For Fiction Writers: Do you listen (or talk to) to your characters?
I definitely listen to my characters. Sometimes, they keep me up all night. For PASSAGE GRAVES, I struggled the most connecting with Ian. I had a difficult time getting into his head. He is one of the most important characters in the series. In the first book of the PASSAGE GRAVES series, I felt I needed to tread a fine line in making his persona “likeable” and “relate-able”. I want the reader to be indecisive about whether they do or do not like him. His is the story of a person of faith failing and losing his faith. That is an unpleasant tale. I hope, at the very least, the audience is sympathetic toward him.
Also, successfully or not (that’s up to the reader), I have purposefully crafted a series where it is unclear who is the protagonist and who is the antagonist. I don’t know anyone who is entirely good or entirely bad. We all have redemptive qualities. We all live complicated lives.
What advice would you give other writers?
Write because you love to write. If you write for any other reason, you will be disappointed.
How did you decide how to publish your books?

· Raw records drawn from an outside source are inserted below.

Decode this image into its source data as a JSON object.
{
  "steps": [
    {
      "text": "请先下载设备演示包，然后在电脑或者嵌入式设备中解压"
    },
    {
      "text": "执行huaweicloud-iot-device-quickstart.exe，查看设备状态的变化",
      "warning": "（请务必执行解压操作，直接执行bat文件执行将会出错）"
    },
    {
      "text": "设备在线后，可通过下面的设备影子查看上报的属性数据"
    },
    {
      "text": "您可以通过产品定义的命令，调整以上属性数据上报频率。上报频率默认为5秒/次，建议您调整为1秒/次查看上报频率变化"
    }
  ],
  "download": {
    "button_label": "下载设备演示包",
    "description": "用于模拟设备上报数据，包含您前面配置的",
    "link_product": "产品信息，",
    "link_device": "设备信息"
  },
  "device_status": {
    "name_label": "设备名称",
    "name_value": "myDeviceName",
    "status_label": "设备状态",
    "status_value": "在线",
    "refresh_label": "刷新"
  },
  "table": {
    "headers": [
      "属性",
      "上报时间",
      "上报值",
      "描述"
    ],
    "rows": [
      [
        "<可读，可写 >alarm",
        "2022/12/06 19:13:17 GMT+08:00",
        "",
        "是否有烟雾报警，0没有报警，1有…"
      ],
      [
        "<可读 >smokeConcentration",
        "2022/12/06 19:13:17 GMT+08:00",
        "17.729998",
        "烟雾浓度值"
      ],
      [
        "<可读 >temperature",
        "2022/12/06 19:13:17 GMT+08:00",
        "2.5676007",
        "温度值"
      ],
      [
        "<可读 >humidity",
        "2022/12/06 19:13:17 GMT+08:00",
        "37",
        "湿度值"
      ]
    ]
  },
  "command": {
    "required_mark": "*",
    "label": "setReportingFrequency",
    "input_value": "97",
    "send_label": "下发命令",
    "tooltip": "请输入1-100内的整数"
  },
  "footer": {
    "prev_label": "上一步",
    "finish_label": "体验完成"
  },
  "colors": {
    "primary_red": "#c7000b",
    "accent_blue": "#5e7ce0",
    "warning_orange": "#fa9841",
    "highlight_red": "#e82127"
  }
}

How did I decide to publish PASSAGE GRAVES? That is a long, painful, drawn-out story. The short version? I didn’t have a choice. I could either self-publish or shelve it. I signed with a NY agent in 2012 (who shall remain nameless). As far as I know, he solicited publishers for six months without success. During that time, he was enthusiastic, excited and supportive. His agency is a duo team, and although they were both rookies, they had a track record–a few great hits. At the time I signed with them, I strongly felt they were the right choice in terms of representation. PASSAGE GRAVES needed new vision, the eagerness and fervor of someone wet behind the ears. Immediately following the termination of our contract, the agency did not reply to any emails or phone messages. As far as I know, they dropped off the face of the earth. (Although, I have seen they have a made a few big-six sales in the last year, so they are obviously alive.) Regardless, I was stuck. I had no idea who they had queried. They were unresponsive. So, like I said, I had no choice. I could bury PASSAGE GRAVES for another decade or take control and publish it myself. It was a difficult, yet very self-empowering decision. Ask me in three years if it was worth it.
What do you think about the future of book publishing?
I hope the new business model of “writers maintaining their e-rights, finding success and then selling their publishing rights” continues. Handling marketing, promotion and PR as a writer is a daunting task. There are many times that I wonder if my time would be better spent working on the next novel instead of searching for blog-tour opportunities. Ultimately, it will be the fans who decide what succeeds and what fails.
What genres do you write?
Techno-thriller, Young Adult, and Literary Fiction
What formats are your books in?